Germany to Refugees — Leave Hatred of Jews at the Door as You Enter
The German Foreign Minister, Frank-Walter Steinmeier, speaking at a Tuesday March 15 conference on anti-Semitism in Berlin, made a strong statement to the refugees flooding into Germany. He told them that if they came to Germany and brought a hatred of Jews with them, they had to leave it behind. He stated that such a worldview is not “who Germany is” and, if they harbored anti-Semitism, they need to adapt if they want to stay.
Such a statement is astounding, considering the open arms Germany has shown the refugees, mostly Muslim, fleeing Syria, Iraq, Afghanistan and other countries in the Middle East. It is especially amazing in contrast to the unfettered inclusion culture championed by many in America.
It is not just this one minister who has spoken, either. Angela Merkel also stated (during the same conference): “Everyone who lives in Germany — whether previous residents or newcomers, must understand clearly, that anti-Semitism and prejudices against others have no place. Germany will resist every form of Xenophobia …” (implied that this includes Middle Eastern xenophobia against Jews) “ … if necessary with the complete consequences of the state justice system.” (Translation AE).
President of the German Parliament Norbert Lammert also stated in the same context:
“Whoever comes to Germany, comes in on the basis of the established legal rights and responsibilities. … Germany has a special historical responsibility.

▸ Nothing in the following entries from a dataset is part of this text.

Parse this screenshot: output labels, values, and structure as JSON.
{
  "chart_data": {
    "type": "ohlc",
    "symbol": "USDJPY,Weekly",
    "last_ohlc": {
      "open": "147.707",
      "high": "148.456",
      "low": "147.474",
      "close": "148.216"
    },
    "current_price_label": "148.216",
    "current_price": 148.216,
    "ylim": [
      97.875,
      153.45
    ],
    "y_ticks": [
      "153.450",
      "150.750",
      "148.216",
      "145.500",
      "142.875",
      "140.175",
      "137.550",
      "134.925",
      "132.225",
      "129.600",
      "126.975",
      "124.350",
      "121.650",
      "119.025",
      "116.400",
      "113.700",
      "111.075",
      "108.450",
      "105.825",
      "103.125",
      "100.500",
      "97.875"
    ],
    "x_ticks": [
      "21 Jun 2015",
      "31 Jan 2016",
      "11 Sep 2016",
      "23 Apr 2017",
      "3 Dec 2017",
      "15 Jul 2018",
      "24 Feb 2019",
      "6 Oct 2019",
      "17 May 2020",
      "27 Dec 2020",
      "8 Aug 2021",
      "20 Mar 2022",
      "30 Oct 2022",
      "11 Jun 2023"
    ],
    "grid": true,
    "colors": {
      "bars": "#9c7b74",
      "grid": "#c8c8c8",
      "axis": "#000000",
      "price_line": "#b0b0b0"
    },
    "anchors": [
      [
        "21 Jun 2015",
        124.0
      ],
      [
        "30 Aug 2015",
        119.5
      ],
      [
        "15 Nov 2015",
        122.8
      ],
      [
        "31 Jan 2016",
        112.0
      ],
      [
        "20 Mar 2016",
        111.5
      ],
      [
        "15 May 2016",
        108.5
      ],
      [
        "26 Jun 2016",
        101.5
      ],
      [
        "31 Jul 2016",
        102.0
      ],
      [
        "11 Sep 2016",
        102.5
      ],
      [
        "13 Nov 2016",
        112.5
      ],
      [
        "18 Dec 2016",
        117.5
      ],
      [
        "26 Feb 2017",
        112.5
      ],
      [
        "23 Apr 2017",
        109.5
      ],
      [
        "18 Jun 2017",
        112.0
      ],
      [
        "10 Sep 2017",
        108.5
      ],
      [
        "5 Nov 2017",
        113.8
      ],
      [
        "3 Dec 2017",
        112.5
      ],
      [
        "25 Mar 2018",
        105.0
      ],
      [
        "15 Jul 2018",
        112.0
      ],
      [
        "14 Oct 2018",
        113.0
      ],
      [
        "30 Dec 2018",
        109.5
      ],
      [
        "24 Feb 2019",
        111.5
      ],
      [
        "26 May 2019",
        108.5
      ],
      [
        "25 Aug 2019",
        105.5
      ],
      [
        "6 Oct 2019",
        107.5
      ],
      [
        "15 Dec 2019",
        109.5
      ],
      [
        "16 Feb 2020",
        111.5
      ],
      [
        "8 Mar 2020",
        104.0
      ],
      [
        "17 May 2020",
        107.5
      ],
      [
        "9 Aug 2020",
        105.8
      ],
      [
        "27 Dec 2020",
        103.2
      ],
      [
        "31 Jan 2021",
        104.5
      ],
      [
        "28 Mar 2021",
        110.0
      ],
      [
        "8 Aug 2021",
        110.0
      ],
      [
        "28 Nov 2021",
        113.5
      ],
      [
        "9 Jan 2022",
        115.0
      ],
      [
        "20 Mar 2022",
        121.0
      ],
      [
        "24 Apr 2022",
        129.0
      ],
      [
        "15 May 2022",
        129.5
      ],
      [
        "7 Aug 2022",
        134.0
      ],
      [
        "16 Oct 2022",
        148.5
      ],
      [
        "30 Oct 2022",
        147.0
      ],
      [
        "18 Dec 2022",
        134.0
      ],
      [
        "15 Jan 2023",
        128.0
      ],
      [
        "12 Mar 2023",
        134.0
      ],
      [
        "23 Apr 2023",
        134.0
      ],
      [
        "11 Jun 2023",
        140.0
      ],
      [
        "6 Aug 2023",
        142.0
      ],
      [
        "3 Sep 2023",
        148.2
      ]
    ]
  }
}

Differently than during the time of National Socialism, anti-Semitism today runs up against the firmly resolved resistance of all state authorities in Germany.” (Translation AE)
These are strong words from a nation that has been roundly criticized for accepting so many migrants espousing a non-Western cultural worldview. It is naturally assumed that there is a statistically significant number of refugees who potentially see Westerners (not to mention Jews) as adversaries, and others who for years have held animosity against Jews as a tenet of their culture, and it appears that Germany has taken a stand. In doing it, they have taken a step that many in the US have not: Telling migrants that there are some things in their worldview that have to change if they want to stay. It is admirable that they have begun with anti-Semitism.
The Jewish communities of Germany have been very nervous about what they see as escalating anti-Semitism due to recent immigration. This article from Deutsche Welle (Germany’s Voice of America – style national radio) shows the concern:
Last month the president of the Central Council of Jews in Germany, Josef Schuster, called for a limit on the number arriving in the country. In an interview with Germany’s Die Welt newspaper he said intolerance of Jews and Israel is innate in parts of the Middle East, warning a rise in anti-Semitism is a likely by-product of Germany’s refugee policy. It is a fear that has struck a chord with many Jews in Berlin.
While the issue with the migrants’ worldview has generated a lot of press coverage in Germany, major media in America has largely panned it (at least the parts that included refugees). In the English-speaking world, mostly Jewish outlets have published on it. Breitbart.com did publish an interesting article, Integration Courses For Middle Eastern Migrants In Germany To Target Growing Anti-Semitism, that debated a series of next steps for Germany, highlighting a training course proposed by a Jewish Network in Germany.
It should be noted that some German media are making similar arguments to what we would expect in the US, emphasizing that the problem of anti-Semitism is already lying dormant in Germany, even among ethnic Germans, and that people should be judged as individuals and not as groups. Nevertheless, the fact that so many in higher levels of German government weighed in is an indication that the country as a whole is not so broad-minded.
Perhaps the reason we hear so little about it here is due to the American trend towards more of an “anything goes” kind of acceptance, recently chronicled by columnist David Brooks in The New York Times. Brooks wrote about the new postmodern tolerance culture in America and how it manipulates and demands a type of blanket “inclusion” of those whom the most vocal groups choose to include.
But to the Germans, as welcoming as they have been, it is not so confusing. Especially when it comes to the problem of anti-Semitism. They have been there before and they are not going back. That seems to be pretty clear in Deutschland.